- **Work order**:
Search the entries below for the string "JSON" and copy the lines that hold it.

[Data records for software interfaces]
□ □ □

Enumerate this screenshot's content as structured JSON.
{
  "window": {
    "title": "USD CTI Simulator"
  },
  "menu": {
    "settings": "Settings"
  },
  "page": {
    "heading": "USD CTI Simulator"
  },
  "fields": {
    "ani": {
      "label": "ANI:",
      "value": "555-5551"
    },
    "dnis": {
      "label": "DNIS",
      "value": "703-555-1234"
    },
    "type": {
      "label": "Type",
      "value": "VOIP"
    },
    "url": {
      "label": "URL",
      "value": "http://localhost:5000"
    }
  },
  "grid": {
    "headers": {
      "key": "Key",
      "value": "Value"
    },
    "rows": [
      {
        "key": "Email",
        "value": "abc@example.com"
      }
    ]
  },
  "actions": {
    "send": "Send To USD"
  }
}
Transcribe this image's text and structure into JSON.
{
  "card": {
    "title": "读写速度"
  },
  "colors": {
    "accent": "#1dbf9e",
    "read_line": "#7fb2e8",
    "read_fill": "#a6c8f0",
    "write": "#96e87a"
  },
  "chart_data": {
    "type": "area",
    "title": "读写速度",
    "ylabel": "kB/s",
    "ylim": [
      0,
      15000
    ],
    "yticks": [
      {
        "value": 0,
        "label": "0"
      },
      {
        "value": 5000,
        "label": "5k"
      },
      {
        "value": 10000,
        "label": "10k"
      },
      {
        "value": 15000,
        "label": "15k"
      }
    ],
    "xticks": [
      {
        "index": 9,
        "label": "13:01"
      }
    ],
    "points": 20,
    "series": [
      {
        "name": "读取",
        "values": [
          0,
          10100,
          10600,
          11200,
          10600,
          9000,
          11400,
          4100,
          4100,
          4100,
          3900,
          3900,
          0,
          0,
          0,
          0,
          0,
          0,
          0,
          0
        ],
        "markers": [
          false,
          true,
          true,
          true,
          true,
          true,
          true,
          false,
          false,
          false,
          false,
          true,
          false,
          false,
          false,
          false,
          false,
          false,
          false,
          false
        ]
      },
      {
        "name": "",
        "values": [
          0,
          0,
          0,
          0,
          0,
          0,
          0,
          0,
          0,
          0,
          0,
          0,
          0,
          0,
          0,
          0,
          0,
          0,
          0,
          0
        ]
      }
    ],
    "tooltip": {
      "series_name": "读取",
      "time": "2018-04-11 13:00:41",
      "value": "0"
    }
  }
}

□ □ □

- **Answer space**:
Enumerate this screenshot's content as structured JSON.
Transcribe this image's text and structure into JSON.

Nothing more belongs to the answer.